What to do: Pull each line with the string "Education" from the entries.

━━━━━━━━

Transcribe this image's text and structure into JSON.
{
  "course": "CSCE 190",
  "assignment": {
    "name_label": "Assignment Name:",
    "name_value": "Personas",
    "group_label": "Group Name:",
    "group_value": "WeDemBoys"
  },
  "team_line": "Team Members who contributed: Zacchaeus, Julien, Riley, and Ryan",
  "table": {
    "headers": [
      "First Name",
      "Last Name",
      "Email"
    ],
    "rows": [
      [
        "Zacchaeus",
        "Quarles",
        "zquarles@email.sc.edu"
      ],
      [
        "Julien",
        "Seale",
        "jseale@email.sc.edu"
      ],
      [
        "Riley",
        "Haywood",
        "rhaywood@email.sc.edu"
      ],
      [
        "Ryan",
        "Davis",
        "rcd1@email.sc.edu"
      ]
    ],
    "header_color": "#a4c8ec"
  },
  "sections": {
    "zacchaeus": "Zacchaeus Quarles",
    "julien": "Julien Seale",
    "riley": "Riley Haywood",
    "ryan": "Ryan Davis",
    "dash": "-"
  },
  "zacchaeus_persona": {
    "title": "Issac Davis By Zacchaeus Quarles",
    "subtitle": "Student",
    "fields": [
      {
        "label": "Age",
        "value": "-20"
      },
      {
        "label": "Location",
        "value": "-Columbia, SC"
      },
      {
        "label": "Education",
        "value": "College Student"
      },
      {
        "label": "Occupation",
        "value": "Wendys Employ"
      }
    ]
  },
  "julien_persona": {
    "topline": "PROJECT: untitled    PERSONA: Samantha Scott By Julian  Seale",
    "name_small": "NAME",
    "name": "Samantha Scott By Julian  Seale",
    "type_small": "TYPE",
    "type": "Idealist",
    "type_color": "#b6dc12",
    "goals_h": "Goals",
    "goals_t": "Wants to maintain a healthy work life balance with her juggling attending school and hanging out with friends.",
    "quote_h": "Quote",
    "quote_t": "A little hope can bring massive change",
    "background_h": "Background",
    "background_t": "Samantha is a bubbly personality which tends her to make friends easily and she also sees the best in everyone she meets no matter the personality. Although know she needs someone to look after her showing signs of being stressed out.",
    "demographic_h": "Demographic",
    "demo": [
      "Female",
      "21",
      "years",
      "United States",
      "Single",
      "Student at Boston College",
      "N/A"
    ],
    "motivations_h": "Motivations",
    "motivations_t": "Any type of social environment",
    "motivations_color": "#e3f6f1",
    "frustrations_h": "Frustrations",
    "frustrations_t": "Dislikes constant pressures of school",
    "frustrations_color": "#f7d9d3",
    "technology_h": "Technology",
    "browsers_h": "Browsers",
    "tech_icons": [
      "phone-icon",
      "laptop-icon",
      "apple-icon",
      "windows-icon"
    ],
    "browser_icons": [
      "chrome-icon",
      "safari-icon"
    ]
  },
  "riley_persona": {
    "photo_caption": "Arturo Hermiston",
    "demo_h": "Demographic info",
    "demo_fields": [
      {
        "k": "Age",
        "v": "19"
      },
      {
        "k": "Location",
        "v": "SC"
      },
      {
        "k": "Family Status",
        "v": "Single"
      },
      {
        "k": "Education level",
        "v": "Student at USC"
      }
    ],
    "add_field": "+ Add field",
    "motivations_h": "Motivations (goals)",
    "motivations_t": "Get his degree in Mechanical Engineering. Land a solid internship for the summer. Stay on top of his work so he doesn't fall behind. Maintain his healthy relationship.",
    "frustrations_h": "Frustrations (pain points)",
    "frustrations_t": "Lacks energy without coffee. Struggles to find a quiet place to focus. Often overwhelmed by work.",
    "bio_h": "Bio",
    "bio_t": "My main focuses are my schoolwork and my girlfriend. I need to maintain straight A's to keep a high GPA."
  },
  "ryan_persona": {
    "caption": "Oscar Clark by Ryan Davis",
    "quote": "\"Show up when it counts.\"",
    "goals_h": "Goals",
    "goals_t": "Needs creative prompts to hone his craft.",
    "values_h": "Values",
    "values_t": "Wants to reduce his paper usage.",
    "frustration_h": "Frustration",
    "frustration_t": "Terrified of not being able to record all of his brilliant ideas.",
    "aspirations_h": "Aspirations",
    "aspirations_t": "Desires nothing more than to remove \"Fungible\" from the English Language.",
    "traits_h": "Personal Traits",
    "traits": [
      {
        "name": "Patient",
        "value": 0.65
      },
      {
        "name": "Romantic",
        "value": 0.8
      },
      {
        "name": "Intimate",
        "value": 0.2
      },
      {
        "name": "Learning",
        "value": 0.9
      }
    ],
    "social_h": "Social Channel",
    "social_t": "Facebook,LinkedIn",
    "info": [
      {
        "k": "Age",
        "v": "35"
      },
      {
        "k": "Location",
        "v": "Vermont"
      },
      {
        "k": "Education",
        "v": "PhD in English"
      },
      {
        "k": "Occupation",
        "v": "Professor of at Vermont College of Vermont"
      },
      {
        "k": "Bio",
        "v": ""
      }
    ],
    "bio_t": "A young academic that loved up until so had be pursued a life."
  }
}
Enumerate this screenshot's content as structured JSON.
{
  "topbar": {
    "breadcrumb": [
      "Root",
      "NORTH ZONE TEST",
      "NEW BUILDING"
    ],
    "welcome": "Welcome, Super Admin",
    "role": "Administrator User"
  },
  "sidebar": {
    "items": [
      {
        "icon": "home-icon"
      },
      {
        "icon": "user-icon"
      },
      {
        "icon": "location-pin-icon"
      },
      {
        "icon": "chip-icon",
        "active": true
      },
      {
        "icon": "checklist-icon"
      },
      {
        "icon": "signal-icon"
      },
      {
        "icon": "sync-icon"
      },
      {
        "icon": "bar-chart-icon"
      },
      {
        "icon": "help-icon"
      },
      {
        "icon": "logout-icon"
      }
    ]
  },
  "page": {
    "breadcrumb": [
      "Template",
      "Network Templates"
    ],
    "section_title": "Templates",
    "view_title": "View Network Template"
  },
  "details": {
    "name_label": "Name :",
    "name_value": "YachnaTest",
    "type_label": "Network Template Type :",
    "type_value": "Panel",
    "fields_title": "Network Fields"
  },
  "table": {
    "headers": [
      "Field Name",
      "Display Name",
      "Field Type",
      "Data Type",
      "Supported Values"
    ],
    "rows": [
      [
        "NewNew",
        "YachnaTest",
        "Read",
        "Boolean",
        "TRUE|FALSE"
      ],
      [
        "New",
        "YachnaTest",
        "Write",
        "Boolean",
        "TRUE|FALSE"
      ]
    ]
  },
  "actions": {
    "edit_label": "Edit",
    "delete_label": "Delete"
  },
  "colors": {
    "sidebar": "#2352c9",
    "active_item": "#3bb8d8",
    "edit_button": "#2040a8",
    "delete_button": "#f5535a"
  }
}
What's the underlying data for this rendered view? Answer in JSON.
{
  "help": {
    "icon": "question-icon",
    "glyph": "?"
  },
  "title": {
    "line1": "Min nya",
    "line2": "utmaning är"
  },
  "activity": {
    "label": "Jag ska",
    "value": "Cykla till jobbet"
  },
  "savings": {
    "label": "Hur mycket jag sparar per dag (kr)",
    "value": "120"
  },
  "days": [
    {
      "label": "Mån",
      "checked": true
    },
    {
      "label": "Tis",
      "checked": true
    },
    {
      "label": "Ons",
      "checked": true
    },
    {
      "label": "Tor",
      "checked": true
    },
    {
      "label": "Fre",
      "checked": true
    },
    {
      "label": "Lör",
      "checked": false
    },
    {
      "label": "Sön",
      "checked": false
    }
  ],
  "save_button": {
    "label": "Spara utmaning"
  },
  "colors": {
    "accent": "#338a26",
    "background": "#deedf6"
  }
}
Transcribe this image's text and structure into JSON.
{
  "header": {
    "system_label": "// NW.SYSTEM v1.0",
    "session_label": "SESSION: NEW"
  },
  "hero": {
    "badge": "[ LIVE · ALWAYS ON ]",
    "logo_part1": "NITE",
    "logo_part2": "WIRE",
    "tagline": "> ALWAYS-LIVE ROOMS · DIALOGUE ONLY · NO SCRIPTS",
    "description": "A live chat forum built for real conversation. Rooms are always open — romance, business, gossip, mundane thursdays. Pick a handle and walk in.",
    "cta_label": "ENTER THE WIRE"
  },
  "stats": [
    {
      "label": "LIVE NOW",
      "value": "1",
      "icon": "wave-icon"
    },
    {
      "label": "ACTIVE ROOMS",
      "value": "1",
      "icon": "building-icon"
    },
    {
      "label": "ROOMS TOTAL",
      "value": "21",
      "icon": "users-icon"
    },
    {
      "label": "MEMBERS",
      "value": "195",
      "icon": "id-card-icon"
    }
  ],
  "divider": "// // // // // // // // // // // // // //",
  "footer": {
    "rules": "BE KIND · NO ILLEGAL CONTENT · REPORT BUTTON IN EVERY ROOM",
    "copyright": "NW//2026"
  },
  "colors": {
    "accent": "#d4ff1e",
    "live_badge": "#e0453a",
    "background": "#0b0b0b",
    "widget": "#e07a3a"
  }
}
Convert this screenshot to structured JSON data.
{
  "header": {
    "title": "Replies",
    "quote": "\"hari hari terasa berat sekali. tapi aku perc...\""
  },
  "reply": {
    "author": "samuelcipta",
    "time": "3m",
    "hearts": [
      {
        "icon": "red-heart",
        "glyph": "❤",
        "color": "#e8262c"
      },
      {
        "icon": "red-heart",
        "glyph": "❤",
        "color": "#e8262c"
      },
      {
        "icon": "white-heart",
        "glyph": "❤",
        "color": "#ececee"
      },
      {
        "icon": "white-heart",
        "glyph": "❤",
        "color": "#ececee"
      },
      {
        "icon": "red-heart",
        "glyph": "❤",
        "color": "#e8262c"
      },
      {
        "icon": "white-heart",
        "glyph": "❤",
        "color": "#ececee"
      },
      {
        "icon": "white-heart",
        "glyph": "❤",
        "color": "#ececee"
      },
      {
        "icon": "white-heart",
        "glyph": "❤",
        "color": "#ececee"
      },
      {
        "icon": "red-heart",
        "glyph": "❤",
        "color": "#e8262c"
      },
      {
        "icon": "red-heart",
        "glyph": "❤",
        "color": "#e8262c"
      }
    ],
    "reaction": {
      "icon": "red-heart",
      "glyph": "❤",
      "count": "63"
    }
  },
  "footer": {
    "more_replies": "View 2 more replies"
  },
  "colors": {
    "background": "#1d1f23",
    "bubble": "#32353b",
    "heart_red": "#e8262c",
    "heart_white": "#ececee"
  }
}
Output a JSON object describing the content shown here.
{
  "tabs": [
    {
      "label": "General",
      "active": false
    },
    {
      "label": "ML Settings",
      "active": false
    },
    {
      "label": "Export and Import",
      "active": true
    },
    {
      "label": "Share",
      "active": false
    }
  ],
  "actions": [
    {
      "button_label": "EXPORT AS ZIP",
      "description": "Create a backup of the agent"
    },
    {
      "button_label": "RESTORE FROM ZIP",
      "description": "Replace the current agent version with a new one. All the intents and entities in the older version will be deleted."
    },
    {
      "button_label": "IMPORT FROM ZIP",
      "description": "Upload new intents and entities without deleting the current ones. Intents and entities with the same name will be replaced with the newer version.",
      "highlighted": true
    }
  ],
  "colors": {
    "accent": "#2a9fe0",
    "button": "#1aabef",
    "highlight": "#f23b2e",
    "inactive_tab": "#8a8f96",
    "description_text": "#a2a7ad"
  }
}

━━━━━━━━

Response:
        "label": "Education",
        "k": "Education level",
        "k": "Education",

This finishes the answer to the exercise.